Work request: Take each line below that has "value" and copy it.

== Data to process

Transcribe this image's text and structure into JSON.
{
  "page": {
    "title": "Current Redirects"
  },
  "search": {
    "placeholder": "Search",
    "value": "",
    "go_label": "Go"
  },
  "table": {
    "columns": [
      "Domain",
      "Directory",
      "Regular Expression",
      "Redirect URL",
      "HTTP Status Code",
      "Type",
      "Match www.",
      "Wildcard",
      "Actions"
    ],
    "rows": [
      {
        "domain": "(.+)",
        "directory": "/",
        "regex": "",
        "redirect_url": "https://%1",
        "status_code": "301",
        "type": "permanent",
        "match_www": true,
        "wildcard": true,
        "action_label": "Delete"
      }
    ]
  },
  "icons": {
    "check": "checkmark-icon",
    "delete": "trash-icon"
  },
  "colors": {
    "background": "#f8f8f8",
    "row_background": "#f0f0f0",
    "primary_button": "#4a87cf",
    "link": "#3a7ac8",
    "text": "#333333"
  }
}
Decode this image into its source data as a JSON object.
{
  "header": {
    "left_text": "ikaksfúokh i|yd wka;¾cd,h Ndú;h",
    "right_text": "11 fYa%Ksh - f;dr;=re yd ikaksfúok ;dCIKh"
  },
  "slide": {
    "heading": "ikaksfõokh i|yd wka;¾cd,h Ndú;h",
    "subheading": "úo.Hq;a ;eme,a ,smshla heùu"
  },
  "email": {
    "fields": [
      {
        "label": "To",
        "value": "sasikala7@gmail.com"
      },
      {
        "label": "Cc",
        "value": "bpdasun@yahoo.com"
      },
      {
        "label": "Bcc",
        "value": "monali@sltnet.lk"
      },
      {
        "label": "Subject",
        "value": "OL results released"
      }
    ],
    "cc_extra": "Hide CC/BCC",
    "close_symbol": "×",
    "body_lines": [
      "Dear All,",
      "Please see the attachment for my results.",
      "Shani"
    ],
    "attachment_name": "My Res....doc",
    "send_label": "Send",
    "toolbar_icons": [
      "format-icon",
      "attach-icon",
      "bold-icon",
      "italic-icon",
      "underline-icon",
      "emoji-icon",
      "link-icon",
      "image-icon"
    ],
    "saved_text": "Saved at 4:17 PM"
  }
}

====

Written answer:
    "value": "",
        "value": "sasikala7@gmail.com"
        "value": "bpdasun@yahoo.com"
        "value": "monali@sltnet.lk"
        "value": "OL results released"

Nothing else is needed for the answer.